The five-kilometer-wide corridor became Karabakh’s sole overland link to Armenia following the 2020 war. Armenian forces pulled out of the rest of the wider Lachin district under the terms of the Russian-brokered ceasefire that stopped the six-week hostilities.
The truce accord calls for the construction of a new Armenia-Karabakh highway that will bypass the town of Lachin and two Armenian-populated villages located within the current corridor protected by Russian peacekeeping troops.
Karabakh’s leadership revealed on Tuesday that Azerbaijan has demanded through the peacekeepers the quick closure of the existing corridor and suggested that the Armenian side use a bypass road which has yet to be constructed. Armenia’s government dismissed the demands as “not legitimate” before two Karabakh Armenian soldiers were killed and 19 others wounded on Wednesday in heavy fighting with Azerbaijani forces.

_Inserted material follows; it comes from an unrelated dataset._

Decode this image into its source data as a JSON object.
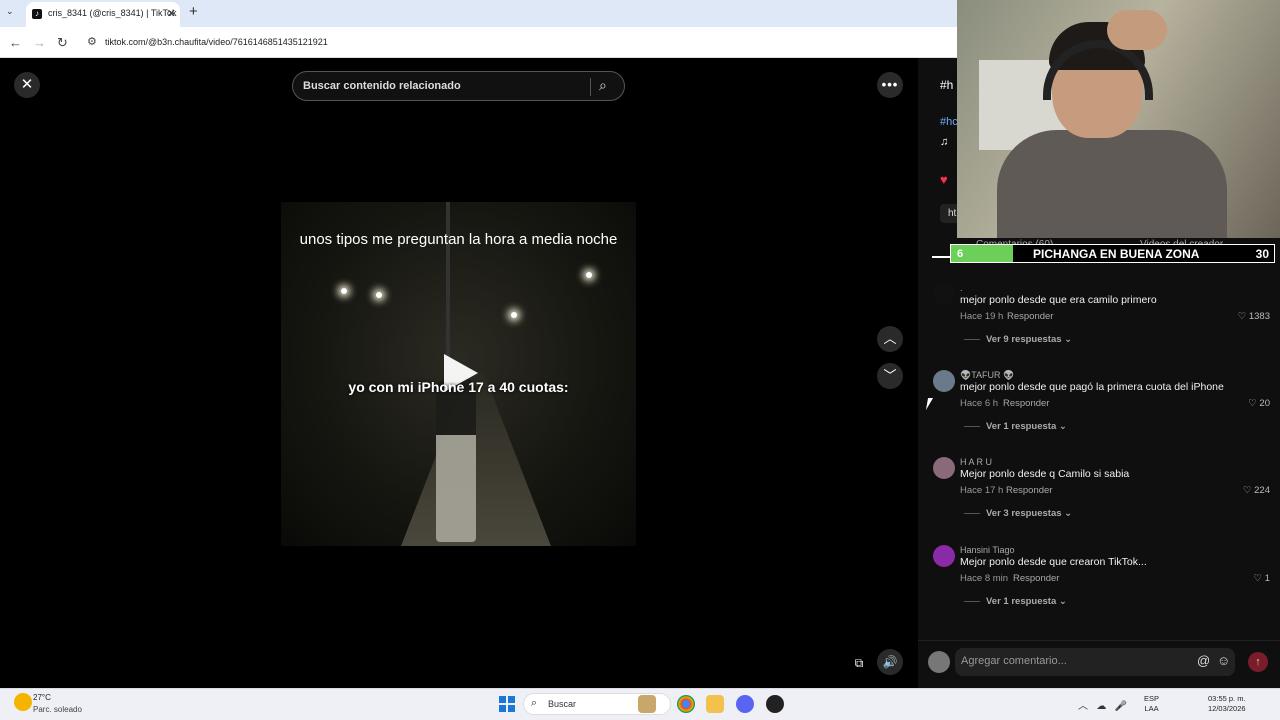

Prime Minister Nikol Pashinian argued on Thursday that the truce accord requires Russia, Azerbaijan and Armenia to work out before 2024 a joint “plan” for the construction of a new Armenia-Karabakh road. No such plan has been drawn up yet, he said.
The Azerbaijani Foreign Ministry said, however, that the three sides did agree on the “route” of the new corridor early this year and accused Yerevan of dragging out work on its Armenian sections.
Later on Thursday, the few remaining residents of the town of Lachin said local officials told them to evacuate the town for good. A senior official from Stepanakert, Hayk Khanumian, communicated the same order to some 200 people living in the nearby village of Aghavno at a meeting on Friday.
“He said that the Azerbaijanis will come and the Russians will leave [the current corridor] on August 25,” Mariam Hakobian, an Aghavno resident, told RFE/RL’s Armenian Service.
“The people [of Aghavno] look like they are hypnotized,” she said. “We don’t know what to do.”
Hakobian said that the Karabakh government promised that each Aghavno family will receive 10 million drams ($24,000) for buying a new home in Karabakh or Armenia. He dismissed the promised aid, saying that it is well below the current housing prices.
“We have nowhere to go,” said Anna Margarian, who lives in the town of Lachin with her family.
Officials in Yerevan and Stepanakert did not publicly comment on the planned evacuation.
It is also unclear how traffic between Armenia and Karabakh will be carried out if the existing Lachin corridor is handed over to Baku by the end of this month.
More than a dozen kilometers south of the corridor, Azerbaijani and Turkish firms are reportedly completing the construction of a 32-kilomer-long highway that should link up to new road sections in Armenia and Karabakh. Work on those sections has yet to start in earnest.